*REQUIRED WORK:* Please count the lines in the data below that mention the word "preview", then give only the total.

Dataset rows describing interfaces:
=== Section Start ===
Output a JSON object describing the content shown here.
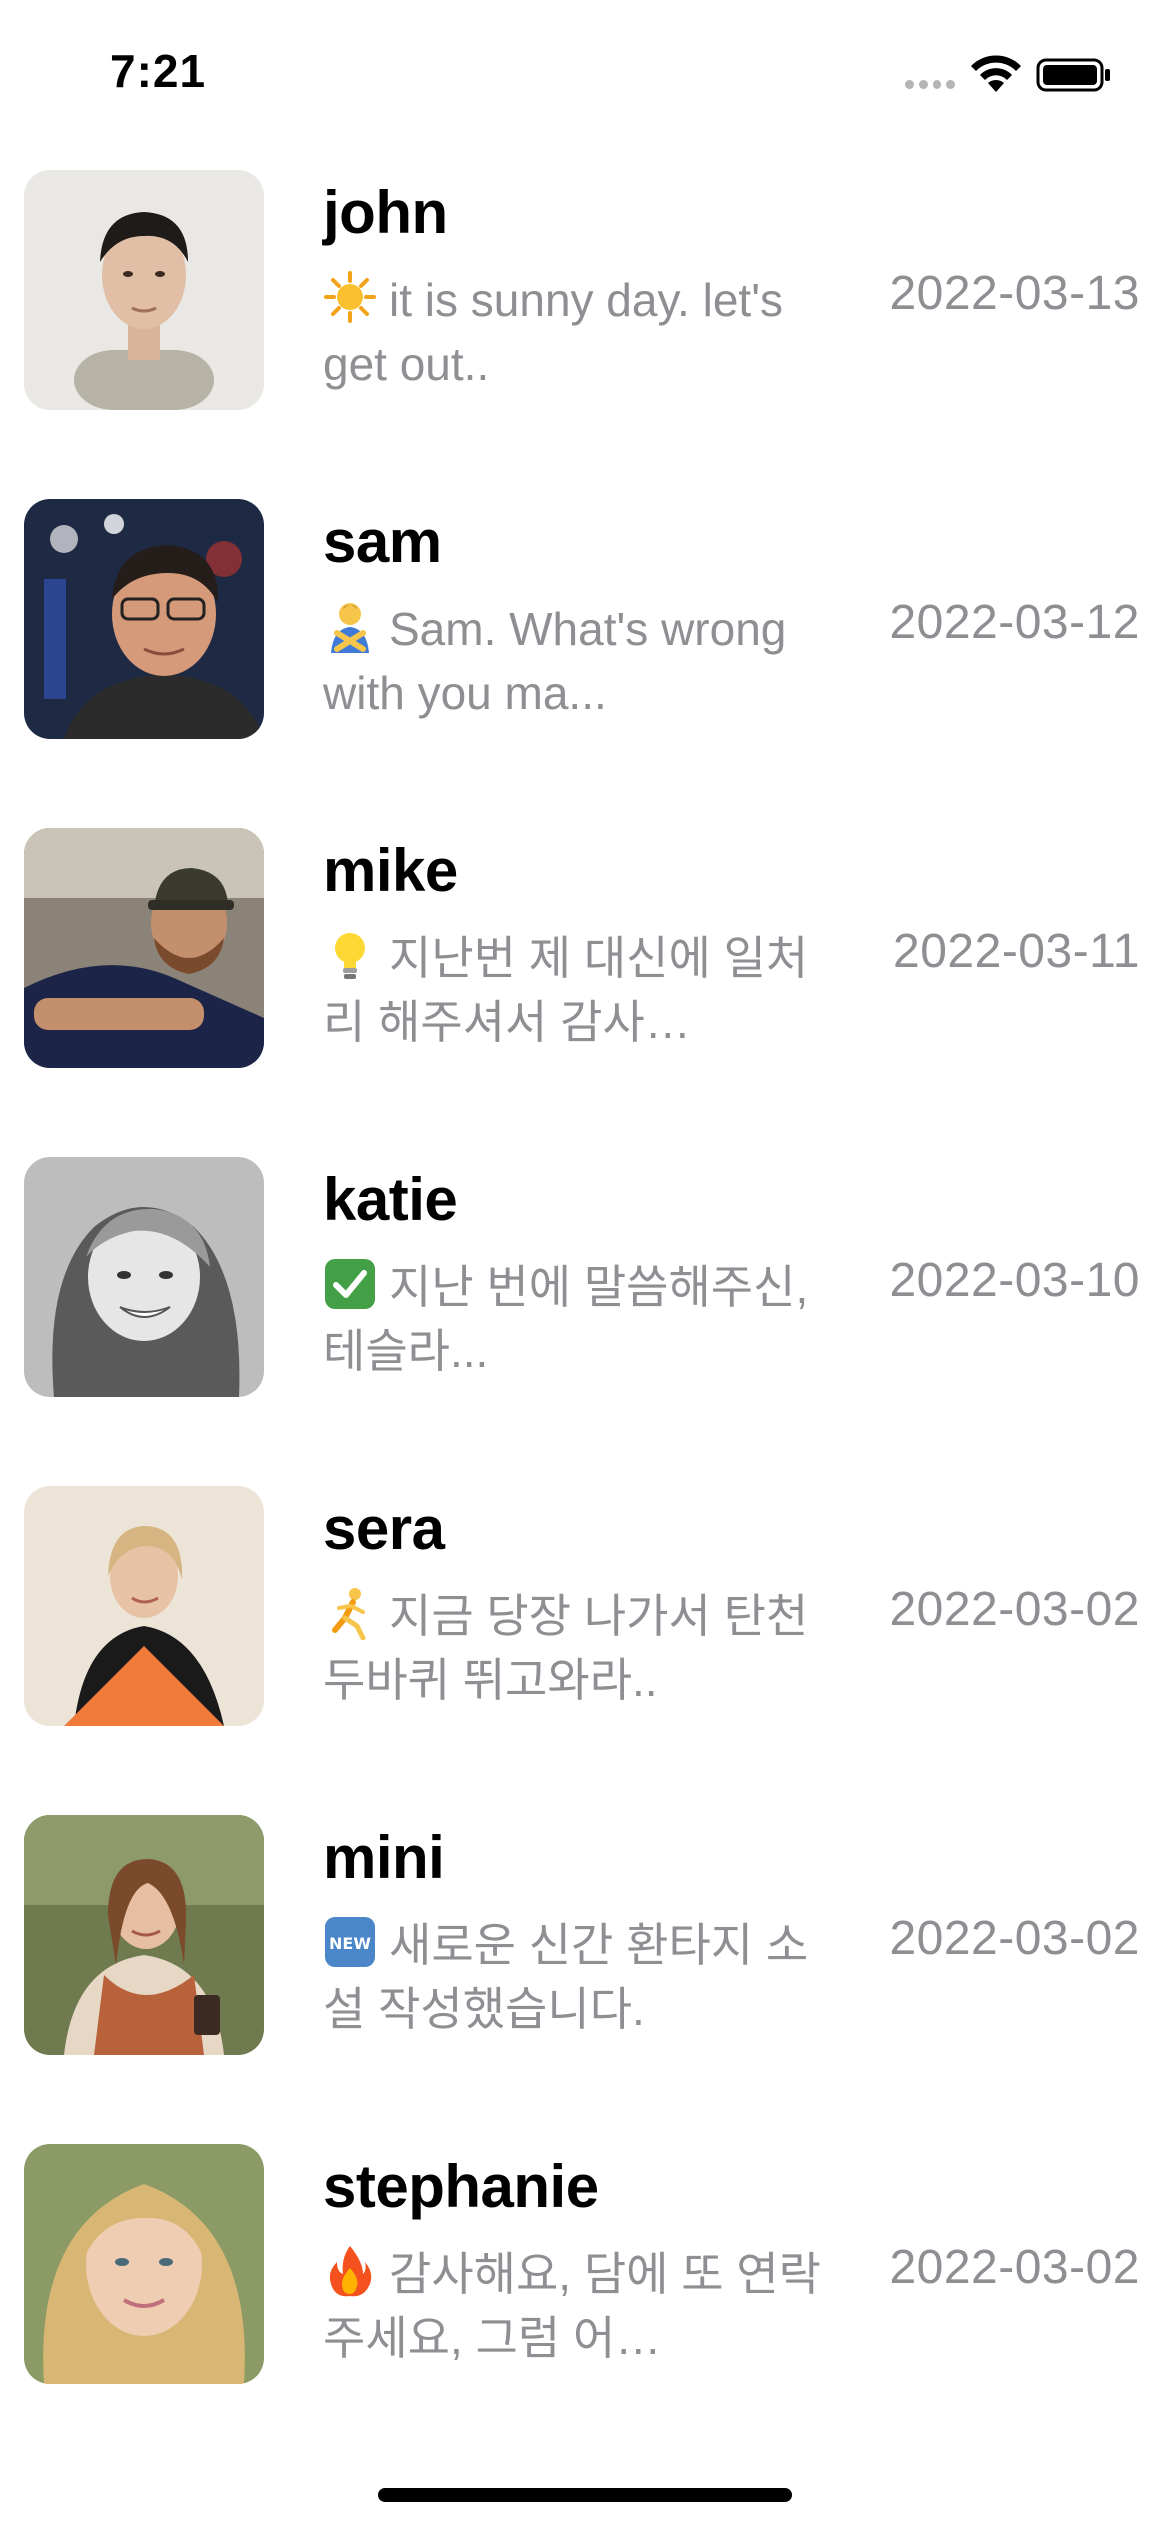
{
  "status_bar": {
    "time": "7:21"
  },
  "chats": [
    {
      "name": "john",
      "emoji": "sun-icon",
      "preview": "it is sunny day. let's get out..",
      "date": "2022-03-13",
      "avatar_bg": "#e9e7e3"
    },
    {
      "name": "sam",
      "emoji": "person-crossing-arms-icon",
      "preview": "Sam. What's wrong with you ma...",
      "date": "2022-03-12",
      "avatar_bg": "#2a3550"
    },
    {
      "name": "mike",
      "emoji": "lightbulb-icon",
      "preview": "지난번 제 대신에 일처리 해주셔서 감사…",
      "date": "2022-03-11",
      "avatar_bg": "#6d6358"
    },
    {
      "name": "katie",
      "emoji": "check-mark-button-icon",
      "preview": "지난 번에 말씀해주신, 테슬라...",
      "date": "2022-03-10",
      "avatar_bg": "#9a9a9a"
    },
    {
      "name": "sera",
      "emoji": "person-running-icon",
      "preview": "지금 당장 나가서 탄천 두바퀴 뛰고와라..",
      "date": "2022-03-02",
      "avatar_bg": "#ede4d8"
    },
    {
      "name": "mini",
      "emoji": "new-button-icon",
      "preview": "새로운 신간 환타지 소설 작성했습니다.",
      "date": "2022-03-02",
      "avatar_bg": "#6f7a4e"
    },
    {
      "name": "stephanie",
      "emoji": "fire-icon",
      "preview": "감사해요, 담에 또 연락주세요, 그럼 어…",
      "date": "2022-03-02",
      "avatar_bg": "#8c9a66"
    }
  ]
}
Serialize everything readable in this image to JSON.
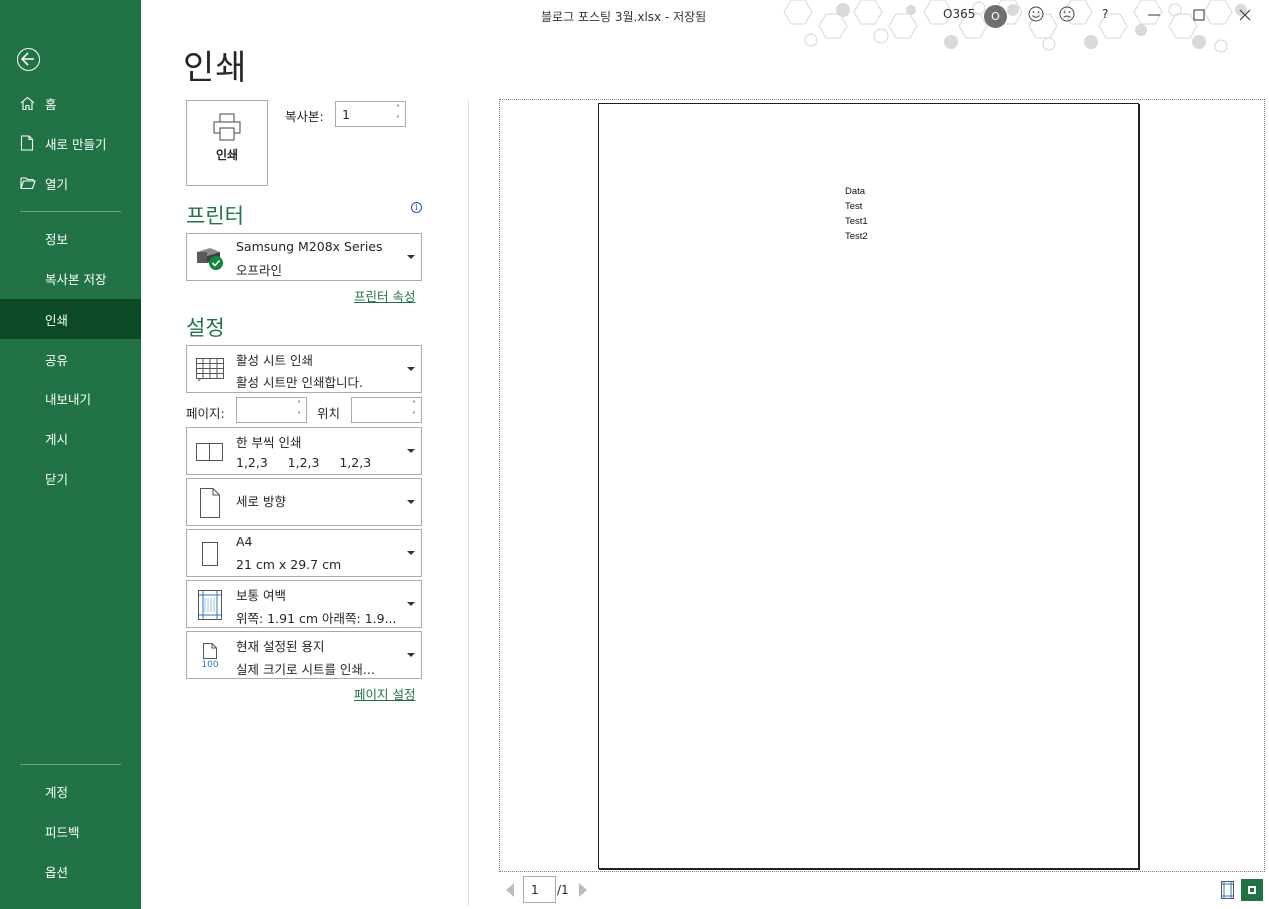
{
  "window": {
    "title": "블로그 포스팅 3월.xlsx - 저장됨",
    "account_label": "O365",
    "avatar_initial": "O",
    "help": "?"
  },
  "nav": {
    "top_items": [
      {
        "label": "홈",
        "icon": "home-icon"
      },
      {
        "label": "새로 만들기",
        "icon": "new-document-icon"
      },
      {
        "label": "열기",
        "icon": "open-folder-icon"
      }
    ],
    "mid_items": [
      "정보",
      "복사본 저장",
      "인쇄",
      "공유",
      "내보내기",
      "게시",
      "닫기"
    ],
    "active": "인쇄",
    "bottom_items": [
      "계정",
      "피드백",
      "옵션"
    ]
  },
  "page": {
    "heading": "인쇄",
    "print_button": "인쇄",
    "copies_label": "복사본:",
    "copies_value": "1",
    "printer_section": "프린터",
    "printer": {
      "name": "Samsung M208x Series",
      "status": "오프라인"
    },
    "printer_properties_link": "프린터 속성",
    "settings_section": "설정",
    "settings": [
      {
        "l1": "활성 시트 인쇄",
        "l2": "활성 시트만 인쇄합니다.",
        "icon": "sheet-grid-icon"
      },
      {
        "l1": "한 부씩 인쇄",
        "l2": "1,2,3     1,2,3     1,2,3",
        "icon": "collate-icon"
      },
      {
        "l1": "세로 방향",
        "l2": "",
        "icon": "portrait-page-icon"
      },
      {
        "l1": "A4",
        "l2": "21 cm x 29.7 cm",
        "icon": "paper-size-icon"
      },
      {
        "l1": "보통 여백",
        "l2": "위쪽: 1.91 cm 아래쪽: 1.9...",
        "icon": "margins-icon"
      },
      {
        "l1": "현재 설정된 용지",
        "l2": "실제 크기로 시트를 인쇄...",
        "icon": "scaling-100-icon",
        "icon_text": "100"
      }
    ],
    "pages_label": "페이지:",
    "pages_to_label": "위치",
    "page_setup_link": "페이지 설정"
  },
  "preview": {
    "cells": [
      "Data",
      "Test",
      "Test1",
      "Test2"
    ],
    "current_page": "1",
    "total_pages": "/1"
  },
  "colors": {
    "accent": "#217346",
    "active_nav": "#0c4a25"
  }
}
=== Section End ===
*ANSWER FOR THIS EXERCISE:* 8